Earn $250,000/year and up*
The Upper Middle Class
Professionals and managers
Make up about 14% of the U.S. population
Earn $89,000 - $150,000/year*
The Middle Class
The middle class consists primarily of:
“White collar” workers
Have a broad range of incomes
Make up about 30% of the U.S. population
Is believed to be “shrinking”
Earn $55,000 to $88,000/year*
The Working (Lower-Middle) Class
The working (lower-middle) class:
“Blue-collar” or service industry workers
Less likely to have college degrees
Make up about 30% of the U.S. population
Earn $23,000 - $54,000/year*
The Lower Class/Working Poor
The lower class:
Many poor people who typically have lower levels of literacy than other classes
Make up about 20% of the U.S. population
Earn less than $10,500 - $22,000*
Karl Marx- macrosociologist
Max Weber- macrosociologist
Pierre Bourdieu- postmodern sociologist
Erving Goffman- symbolic interactionist
Karl Marx
Max Weber
Pierre Bourdieu
Conflict Theorist!
He believed that there were two main social classes in capitalist societies:
), who owned the means of production
), who sold their labor for wages
He believed that the classes would remain divided and social inequality would grow.
Marx believed a small group of rich, privileged people would control the wealth.
Max Weber offered a similar model that also included cultural factors.
He argued that class status was made of three components, or the “Three P’s”:
Money, investments
Political power; ability to make changes in system
Social honor people are given when they are a part of a well-regarded social group
Pierre Bourdieu has attempted to explain
social reproduction
, the tendency for social class status to be passed down from one generation to the next.
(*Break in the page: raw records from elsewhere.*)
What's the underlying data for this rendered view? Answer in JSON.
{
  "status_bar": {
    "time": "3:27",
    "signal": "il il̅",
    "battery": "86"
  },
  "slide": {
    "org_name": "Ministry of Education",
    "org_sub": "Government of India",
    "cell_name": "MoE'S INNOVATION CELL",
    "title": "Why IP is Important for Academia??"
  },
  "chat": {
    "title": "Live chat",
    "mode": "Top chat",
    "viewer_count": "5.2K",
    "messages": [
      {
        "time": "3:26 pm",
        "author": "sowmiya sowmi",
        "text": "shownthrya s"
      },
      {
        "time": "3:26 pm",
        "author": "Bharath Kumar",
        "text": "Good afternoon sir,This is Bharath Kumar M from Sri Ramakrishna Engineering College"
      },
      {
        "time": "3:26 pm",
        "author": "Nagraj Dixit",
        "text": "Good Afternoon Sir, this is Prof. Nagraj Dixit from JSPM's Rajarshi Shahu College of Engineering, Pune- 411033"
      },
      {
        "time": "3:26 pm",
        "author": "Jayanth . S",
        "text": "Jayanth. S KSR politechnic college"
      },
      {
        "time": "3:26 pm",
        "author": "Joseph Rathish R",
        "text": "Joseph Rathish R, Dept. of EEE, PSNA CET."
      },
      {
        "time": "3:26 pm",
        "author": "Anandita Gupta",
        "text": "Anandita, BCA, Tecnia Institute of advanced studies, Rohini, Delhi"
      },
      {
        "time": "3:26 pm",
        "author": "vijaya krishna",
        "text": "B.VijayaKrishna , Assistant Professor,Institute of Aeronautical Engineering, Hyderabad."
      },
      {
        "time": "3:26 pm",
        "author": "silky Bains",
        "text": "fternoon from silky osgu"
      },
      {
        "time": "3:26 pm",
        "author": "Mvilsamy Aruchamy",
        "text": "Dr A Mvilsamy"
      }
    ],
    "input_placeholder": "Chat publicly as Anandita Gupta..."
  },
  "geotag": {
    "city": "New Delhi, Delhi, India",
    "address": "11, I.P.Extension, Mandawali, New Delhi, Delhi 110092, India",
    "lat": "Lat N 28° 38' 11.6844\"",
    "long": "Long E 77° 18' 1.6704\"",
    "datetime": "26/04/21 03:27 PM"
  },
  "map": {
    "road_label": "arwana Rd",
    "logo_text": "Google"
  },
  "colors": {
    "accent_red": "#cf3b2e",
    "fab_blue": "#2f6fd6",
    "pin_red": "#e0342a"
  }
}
According to Bourdieu, this happens because each generation acquires cultural capital (tastes, habits, expectations, skills, knowledge, etc.) that help us to gain advantages in society.
May try to acquire cultural capital to “better themselves.”

This cultural capital either helps or hinders us as we become adults.
Children are socialized into a particular “culture” of their class.
It is the knowledge, skills, education, and advantages that a person has, which give them a higher status in society. (Forms of knowledge, skills, education, and advantages that a person has, which give them a higher status in society. Non-financial social assets that promote social mobility; move up in social class.)
Travel experience, amount of stamps on your passport
Knowledge of art
Knowledge of foreign languages
Your “ability” to speak, or the way you speak
The school a person attends
Certain types of food, do you have a “sophisticated” palette?
Economic capital
Command over economic resources (cash, assets)
Social capital
“It’s WHO you know!”
Your group memberships, relationships, and networks of influence and support
Social Mobility
Horizontal social mobility
is the occupational movement of individuals or groups within a social class.
Cashier at Safeway --> Sales Associate at Macy's
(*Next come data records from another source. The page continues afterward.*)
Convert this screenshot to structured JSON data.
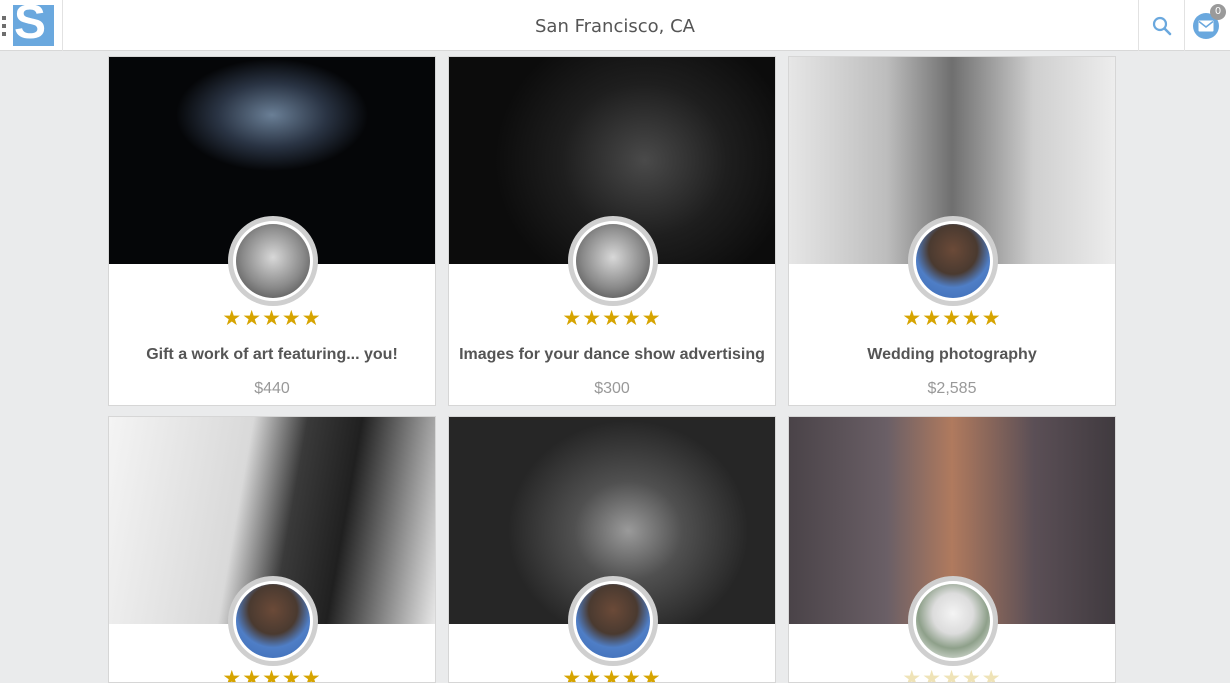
{
  "header": {
    "location": "San Francisco, CA",
    "logo_letter": "S",
    "mail_count": "0",
    "icons": [
      "menu-dots-icon",
      "search-icon",
      "mail-icon"
    ],
    "accent_color": "#6aa8de"
  },
  "cards": [
    {
      "title": "Gift a work of art featuring... you!",
      "price": "$440",
      "stars": "★★★★★",
      "rating": 5
    },
    {
      "title": "Images for your dance show advertising",
      "price": "$300",
      "stars": "★★★★★",
      "rating": 5
    },
    {
      "title": "Wedding photography",
      "price": "$2,585",
      "stars": "★★★★★",
      "rating": 5
    },
    {
      "title": "",
      "price": "",
      "stars": "★★★★★",
      "rating": 5
    },
    {
      "title": "",
      "price": "",
      "stars": "★★★★★",
      "rating": 5
    },
    {
      "title": "",
      "price": "",
      "stars": "★★★★★",
      "rating": 0
    }
  ],
  "colors": {
    "star": "#d6a400",
    "star_empty": "#efe3b7",
    "background": "#eaebec"
  }
}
Vertical social mobility
is the movement between social classes and is often called either upward mobility or downward mobility.
Student --> Registered Nurse
Social Mobility
Intergenerational mobility
is the movement between social classes that occurs from one generation to the next.

Intragenerational mobility
is the movement between social classes that occurs over the course of an individual’s lifetime.
Defining Poverty
Absolute deprivation
is an objective measure of poverty that is defined by the inability to meet minimal standards for food, shelter, clothing, or health care.
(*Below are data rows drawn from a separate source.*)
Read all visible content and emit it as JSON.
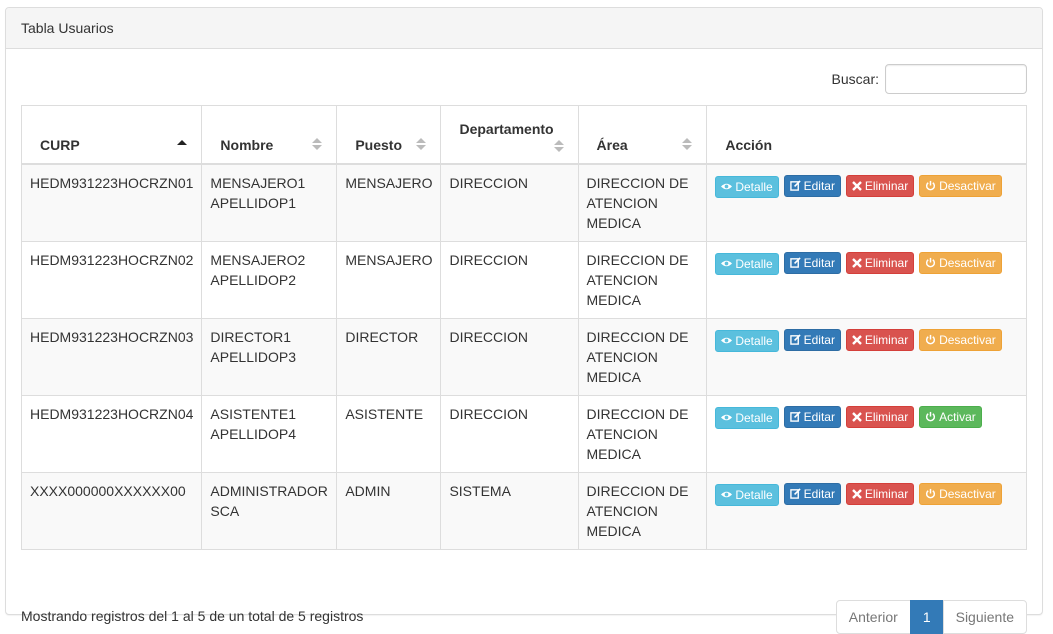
{
  "panel": {
    "title": "Tabla Usuarios"
  },
  "search": {
    "label": "Buscar:",
    "value": ""
  },
  "table": {
    "headers": [
      "CURP",
      "Nombre",
      "Puesto",
      "Departamento",
      "Área",
      "Acción"
    ],
    "rows": [
      {
        "curp": "HEDM931223HOCRZN01",
        "nombre": "MENSAJERO1 APELLIDOP1",
        "puesto": "MENSAJERO",
        "departamento": "DIRECCION",
        "area": "DIRECCION DE ATENCION MEDICA",
        "toggle": "Desactivar"
      },
      {
        "curp": "HEDM931223HOCRZN02",
        "nombre": "MENSAJERO2 APELLIDOP2",
        "puesto": "MENSAJERO",
        "departamento": "DIRECCION",
        "area": "DIRECCION DE ATENCION MEDICA",
        "toggle": "Desactivar"
      },
      {
        "curp": "HEDM931223HOCRZN03",
        "nombre": "DIRECTOR1 APELLIDOP3",
        "puesto": "DIRECTOR",
        "departamento": "DIRECCION",
        "area": "DIRECCION DE ATENCION MEDICA",
        "toggle": "Desactivar"
      },
      {
        "curp": "HEDM931223HOCRZN04",
        "nombre": "ASISTENTE1 APELLIDOP4",
        "puesto": "ASISTENTE",
        "departamento": "DIRECCION",
        "area": "DIRECCION DE ATENCION MEDICA",
        "toggle": "Activar"
      },
      {
        "curp": "XXXX000000XXXXXX00",
        "nombre": "ADMINISTRADOR SCA",
        "puesto": "ADMIN",
        "departamento": "SISTEMA",
        "area": "DIRECCION DE ATENCION MEDICA",
        "toggle": "Desactivar"
      }
    ],
    "actions": {
      "detalle": "Detalle",
      "editar": "Editar",
      "eliminar": "Eliminar"
    }
  },
  "footer": {
    "info": "Mostrando registros del 1 al 5 de un total de 5 registros",
    "prev": "Anterior",
    "page": "1",
    "next": "Siguiente"
  },
  "colors": {
    "info": "#5bc0de",
    "primary": "#337ab7",
    "danger": "#d9534f",
    "warning": "#f0ad4e",
    "success": "#5cb85c"
  }
}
culture of poverty
refers to learned attitudes that can develop among poor communities and lead the poor to accept their fate rather than attempt to improve their situation.

What criticisms do you think people have of this theory?

Chapter 6 Recap
The case of a student who was continually told that he was not smart and would never amount to anything and who eventually drops out of school is an example of?
According to Merton’s structural strain theory, an individual who deals drugs in order to get rich would be called a(n):
_______ is when someone presents themselves as a member of a different group than the stigmatized group in which the person belongs.
Full transcript